Data shown
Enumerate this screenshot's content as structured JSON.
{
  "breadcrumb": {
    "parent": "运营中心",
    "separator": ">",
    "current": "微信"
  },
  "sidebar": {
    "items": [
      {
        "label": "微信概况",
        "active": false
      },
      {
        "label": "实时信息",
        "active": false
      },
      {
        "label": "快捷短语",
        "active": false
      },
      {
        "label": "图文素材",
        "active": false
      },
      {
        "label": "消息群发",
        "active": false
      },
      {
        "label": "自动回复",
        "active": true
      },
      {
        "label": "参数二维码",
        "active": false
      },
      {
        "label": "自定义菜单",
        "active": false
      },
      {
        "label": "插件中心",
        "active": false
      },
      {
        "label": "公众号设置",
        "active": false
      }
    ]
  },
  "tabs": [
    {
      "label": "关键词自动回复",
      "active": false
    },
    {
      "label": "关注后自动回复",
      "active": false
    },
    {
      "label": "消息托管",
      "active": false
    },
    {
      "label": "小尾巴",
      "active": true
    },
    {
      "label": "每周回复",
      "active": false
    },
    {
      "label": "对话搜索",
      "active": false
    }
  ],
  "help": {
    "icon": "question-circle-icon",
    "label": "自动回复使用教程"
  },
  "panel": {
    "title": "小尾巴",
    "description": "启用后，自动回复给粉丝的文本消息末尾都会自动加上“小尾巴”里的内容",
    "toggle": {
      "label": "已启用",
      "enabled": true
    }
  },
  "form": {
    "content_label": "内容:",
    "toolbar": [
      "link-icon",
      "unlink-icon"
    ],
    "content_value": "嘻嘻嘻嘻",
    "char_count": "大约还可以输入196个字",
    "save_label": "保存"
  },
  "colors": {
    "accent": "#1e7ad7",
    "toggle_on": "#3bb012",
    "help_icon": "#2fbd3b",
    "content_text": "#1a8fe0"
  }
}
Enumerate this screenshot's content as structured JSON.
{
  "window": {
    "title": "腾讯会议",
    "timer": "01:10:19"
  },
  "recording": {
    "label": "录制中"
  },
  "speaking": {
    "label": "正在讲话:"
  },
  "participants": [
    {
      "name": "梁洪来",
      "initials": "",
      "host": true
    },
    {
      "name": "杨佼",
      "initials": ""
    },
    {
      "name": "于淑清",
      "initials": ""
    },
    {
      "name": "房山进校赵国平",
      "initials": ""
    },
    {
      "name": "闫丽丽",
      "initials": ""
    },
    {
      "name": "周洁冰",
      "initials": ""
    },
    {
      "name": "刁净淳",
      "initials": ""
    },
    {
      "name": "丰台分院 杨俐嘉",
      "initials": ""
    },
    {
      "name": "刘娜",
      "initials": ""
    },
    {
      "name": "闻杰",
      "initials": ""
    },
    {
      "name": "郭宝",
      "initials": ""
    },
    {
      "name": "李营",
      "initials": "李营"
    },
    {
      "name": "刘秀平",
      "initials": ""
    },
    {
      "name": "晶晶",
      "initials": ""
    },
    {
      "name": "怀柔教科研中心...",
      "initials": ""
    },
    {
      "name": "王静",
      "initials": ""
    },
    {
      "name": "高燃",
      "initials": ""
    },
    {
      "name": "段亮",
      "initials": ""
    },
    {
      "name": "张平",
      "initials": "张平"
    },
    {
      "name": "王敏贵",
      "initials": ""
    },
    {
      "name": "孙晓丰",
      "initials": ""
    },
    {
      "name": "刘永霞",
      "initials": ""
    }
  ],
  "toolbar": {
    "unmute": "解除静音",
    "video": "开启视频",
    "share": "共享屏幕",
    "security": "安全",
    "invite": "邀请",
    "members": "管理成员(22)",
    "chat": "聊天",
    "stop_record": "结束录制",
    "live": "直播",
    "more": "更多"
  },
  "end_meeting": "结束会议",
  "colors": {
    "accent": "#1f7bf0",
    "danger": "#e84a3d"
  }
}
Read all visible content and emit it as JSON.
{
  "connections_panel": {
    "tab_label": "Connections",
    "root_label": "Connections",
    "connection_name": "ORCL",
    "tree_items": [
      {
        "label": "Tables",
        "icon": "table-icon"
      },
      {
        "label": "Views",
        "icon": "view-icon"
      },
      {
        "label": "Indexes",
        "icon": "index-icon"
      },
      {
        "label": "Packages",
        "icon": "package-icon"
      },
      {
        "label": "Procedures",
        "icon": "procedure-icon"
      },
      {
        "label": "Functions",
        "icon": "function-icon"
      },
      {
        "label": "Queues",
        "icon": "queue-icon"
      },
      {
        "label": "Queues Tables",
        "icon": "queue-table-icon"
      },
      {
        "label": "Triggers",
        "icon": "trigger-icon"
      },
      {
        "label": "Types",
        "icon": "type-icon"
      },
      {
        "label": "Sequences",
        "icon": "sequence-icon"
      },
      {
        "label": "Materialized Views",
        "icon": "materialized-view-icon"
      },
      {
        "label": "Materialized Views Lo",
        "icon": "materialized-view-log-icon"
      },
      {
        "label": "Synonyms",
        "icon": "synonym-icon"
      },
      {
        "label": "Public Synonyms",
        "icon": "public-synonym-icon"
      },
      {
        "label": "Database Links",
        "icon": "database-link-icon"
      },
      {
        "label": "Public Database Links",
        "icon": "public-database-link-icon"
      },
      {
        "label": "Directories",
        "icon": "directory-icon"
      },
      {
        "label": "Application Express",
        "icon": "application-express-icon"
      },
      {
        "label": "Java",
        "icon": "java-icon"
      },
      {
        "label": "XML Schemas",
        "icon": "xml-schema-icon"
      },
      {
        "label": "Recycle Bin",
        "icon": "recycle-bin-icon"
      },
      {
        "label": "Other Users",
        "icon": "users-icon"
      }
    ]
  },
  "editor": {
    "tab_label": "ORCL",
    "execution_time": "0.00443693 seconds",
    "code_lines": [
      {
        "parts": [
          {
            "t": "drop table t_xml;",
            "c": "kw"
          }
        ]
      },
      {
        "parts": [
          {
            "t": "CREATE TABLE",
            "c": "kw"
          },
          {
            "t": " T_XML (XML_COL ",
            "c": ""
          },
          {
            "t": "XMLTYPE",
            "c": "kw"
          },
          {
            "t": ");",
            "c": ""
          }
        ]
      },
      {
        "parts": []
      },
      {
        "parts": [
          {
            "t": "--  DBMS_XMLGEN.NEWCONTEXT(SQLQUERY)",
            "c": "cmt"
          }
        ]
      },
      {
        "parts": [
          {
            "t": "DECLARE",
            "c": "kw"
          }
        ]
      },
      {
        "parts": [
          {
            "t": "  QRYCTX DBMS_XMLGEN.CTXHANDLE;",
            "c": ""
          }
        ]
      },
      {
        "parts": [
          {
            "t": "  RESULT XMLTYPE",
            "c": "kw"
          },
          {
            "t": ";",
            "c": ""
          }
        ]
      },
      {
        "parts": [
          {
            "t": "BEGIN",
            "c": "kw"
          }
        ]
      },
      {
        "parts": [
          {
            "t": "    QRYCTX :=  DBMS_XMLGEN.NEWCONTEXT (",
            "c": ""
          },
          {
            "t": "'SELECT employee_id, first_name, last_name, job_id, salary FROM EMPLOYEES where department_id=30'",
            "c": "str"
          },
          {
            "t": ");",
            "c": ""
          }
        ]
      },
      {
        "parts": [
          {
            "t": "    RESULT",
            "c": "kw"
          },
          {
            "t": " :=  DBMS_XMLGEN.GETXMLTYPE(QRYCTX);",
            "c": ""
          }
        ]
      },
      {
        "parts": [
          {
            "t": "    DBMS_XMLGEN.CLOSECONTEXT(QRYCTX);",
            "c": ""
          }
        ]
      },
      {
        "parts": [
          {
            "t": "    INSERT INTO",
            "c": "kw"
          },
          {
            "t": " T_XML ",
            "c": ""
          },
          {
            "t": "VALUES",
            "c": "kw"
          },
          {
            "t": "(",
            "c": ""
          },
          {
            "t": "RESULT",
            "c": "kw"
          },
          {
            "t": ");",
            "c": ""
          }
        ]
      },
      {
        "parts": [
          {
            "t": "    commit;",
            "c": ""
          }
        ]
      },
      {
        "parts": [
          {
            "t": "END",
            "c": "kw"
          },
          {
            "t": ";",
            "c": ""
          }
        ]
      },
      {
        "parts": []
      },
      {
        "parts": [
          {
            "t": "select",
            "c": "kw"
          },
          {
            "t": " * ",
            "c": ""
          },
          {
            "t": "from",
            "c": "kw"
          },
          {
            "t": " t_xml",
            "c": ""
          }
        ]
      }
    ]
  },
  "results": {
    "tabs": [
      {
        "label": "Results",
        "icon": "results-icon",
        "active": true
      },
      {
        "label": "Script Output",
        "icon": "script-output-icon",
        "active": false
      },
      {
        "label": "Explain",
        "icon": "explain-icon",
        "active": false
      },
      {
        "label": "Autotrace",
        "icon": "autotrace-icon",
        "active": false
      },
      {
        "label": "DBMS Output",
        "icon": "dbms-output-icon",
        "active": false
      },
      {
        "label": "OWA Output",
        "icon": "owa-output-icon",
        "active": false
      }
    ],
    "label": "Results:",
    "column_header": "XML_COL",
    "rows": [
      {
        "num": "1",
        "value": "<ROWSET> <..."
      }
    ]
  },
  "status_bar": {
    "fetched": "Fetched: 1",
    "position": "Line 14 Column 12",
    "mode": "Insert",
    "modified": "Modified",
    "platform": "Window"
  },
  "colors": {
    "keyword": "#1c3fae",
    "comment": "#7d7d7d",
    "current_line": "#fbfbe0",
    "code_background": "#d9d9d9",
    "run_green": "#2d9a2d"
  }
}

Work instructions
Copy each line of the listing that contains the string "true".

The answer
        "active": true
      "active": true
      "enabled": true
      "host": true
        "active": true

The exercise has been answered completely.